An Educational Webinar with Presenters: Marc Gillinov, MD, Marc Gerdisch, MD, and Alyson Mehringer, RN discussing the basic principles of Chest Tube Management, the results of a 1 year quality improvement study and the operational perspective from the ICU Nursing Staff.
We believe that there is nothing more beautiful than getting patients back home to their lives and their loved ones faster.
Frequently Asked Questions
How often does chest tube clogging occur?
Chest tube clogging is more common than many people think. In a recent study, investigators found that 36% of adult cardiac surgery patients have completely clogged chest tubes, the majority of which aren’t visible in the external portion of the tube and therefore can’t be addressed.6 When ICU nurses recognize clogging, which is manifested by strands of clot forming in the tubes, they often strip, tap or milk the tubes to attempt to break them up and keep the tubes flowing.3, 13, 18
Are there patient populations where chest tube clogging is more common?
Chest tube clogging tends to be more common in patients that have brisk postoperative bleeding, though there is no definitive indicator for which patients will have this complication. Many studies suggest that between 40% to 50% of patients after heart surgery have “excessive post-operative bleeding.” It is in these patients that maintaining chest tube drainage is imperative and challenging.

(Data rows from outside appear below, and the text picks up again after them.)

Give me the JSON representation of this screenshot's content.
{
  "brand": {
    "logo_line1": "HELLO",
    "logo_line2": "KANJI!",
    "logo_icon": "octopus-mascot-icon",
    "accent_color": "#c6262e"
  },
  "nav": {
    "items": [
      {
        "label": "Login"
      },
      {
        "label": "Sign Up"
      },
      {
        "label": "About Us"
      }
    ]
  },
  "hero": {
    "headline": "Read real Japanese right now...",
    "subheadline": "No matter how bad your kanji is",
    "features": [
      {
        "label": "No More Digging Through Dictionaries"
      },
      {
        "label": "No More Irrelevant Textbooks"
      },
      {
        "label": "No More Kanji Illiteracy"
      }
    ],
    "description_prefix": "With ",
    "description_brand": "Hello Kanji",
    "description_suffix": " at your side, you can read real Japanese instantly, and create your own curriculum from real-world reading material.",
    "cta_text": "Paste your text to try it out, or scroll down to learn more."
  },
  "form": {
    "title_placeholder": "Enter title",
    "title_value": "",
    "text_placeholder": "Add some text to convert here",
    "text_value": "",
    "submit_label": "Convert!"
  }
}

Are there certain times when chest tube clogging is more likely to happen?
Experience suggests this is most common in the first 24 hours post op when the secretions and bloody discharge is thicker.

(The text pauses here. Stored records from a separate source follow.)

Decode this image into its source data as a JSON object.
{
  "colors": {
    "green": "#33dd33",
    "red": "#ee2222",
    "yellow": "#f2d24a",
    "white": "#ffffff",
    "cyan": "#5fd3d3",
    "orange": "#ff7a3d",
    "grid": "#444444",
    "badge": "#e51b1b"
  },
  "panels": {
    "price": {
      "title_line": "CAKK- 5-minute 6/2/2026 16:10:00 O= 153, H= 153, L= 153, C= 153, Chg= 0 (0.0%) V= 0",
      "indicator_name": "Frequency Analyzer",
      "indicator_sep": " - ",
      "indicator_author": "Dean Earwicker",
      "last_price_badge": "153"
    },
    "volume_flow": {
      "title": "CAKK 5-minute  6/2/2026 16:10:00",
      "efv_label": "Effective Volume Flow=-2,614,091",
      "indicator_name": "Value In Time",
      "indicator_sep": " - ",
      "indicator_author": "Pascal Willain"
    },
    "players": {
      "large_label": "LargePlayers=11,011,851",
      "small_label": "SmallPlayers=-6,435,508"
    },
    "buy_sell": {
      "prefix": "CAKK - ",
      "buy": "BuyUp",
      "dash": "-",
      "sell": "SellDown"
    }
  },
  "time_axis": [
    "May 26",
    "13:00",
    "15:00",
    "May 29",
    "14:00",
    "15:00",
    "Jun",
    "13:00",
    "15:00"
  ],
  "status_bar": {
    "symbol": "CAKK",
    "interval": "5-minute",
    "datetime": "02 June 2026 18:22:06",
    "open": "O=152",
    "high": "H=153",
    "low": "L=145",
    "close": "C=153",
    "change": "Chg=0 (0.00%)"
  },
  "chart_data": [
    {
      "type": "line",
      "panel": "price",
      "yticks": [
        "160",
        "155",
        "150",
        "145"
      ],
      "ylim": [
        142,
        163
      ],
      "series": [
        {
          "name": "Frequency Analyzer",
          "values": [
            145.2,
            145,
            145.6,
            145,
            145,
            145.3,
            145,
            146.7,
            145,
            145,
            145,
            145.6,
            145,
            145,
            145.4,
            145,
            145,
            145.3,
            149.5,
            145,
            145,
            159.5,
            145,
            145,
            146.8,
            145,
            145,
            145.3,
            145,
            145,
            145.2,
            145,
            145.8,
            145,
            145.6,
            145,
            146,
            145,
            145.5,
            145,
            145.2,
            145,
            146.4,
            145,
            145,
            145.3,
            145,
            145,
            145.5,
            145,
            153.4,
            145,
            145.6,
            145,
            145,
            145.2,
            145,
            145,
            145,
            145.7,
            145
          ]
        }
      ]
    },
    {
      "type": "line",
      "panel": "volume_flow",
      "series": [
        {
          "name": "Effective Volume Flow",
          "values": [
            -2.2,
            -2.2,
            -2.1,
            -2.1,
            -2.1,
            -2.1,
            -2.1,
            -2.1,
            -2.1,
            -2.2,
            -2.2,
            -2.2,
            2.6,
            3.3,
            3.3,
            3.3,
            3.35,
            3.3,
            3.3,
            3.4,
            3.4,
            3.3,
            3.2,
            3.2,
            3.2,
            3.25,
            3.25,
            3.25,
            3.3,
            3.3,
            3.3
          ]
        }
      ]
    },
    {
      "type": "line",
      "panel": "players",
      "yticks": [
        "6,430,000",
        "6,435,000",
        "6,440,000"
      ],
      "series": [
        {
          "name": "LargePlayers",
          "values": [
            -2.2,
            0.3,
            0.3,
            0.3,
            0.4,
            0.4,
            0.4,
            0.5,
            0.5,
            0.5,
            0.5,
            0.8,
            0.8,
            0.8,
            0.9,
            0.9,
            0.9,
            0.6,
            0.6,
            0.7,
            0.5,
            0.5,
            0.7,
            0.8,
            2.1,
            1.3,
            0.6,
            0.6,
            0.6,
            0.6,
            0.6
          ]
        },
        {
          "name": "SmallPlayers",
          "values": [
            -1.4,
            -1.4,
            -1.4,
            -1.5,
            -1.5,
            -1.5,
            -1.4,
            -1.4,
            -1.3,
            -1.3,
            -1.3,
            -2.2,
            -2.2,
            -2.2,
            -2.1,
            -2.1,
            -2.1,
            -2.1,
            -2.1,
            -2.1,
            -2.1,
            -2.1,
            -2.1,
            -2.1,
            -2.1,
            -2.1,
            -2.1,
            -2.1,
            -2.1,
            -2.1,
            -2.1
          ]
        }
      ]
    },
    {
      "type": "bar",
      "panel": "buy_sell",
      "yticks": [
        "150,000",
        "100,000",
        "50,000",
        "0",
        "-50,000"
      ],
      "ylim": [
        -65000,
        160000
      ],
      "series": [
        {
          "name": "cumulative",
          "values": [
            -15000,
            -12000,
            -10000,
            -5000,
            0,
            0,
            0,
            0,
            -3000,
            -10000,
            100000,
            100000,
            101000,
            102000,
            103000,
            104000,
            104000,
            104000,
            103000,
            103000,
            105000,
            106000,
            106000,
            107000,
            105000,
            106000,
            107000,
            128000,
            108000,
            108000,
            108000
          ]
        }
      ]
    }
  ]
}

How often does chest tube clogging impact outcomes?
If the chest tubes clog, especially when there is bleeding, fluid can accumulate around the heart and in the pleural space around the lungs. This can lead to the need for a take back for wash out, replacement of the chest tubes, thoracentesis or pericardiocentesis. A nationwide analysis of cardiac surgery inpatients found that 17% have Retained Blood Syndrome (RBS), leading to an increase in length of stay, mortality, and hospital costs.15
Can the PleuraFlow® ACT be used with any chest tube?
PleuraFlow ACT comes with a specially calibrated silicone chest tube. This makes sure the clearance apparatus is sized properly to fit the length and diameter of the chest tube. For this reason, the PleuraFlow ACT cannot be used with other brands of chest tubes.
Can the PleuraFlow® ACT be used with any chest drainage canister?
Yes, PleuraFlow ACT can be used with any drainage canisters by simply connecting the clearance apparatus to the drainage canister tubing.
Does the PleuraFlow® ACT improve postoperative blood evacuation over conventional chest tubes?
Pre-clinical studies comparing PleuraFlow ACT to conventional chest tubes demonstrate that PleuraFlow ACT provides improved postoperative blood evacuation, resulting in less retained blood in the chest cavity.1, 12 Recent clinical data suggests PleuraFlow ACT reduces Retained Blood Syndrome (RBS) in patients recovering from heart surgery.16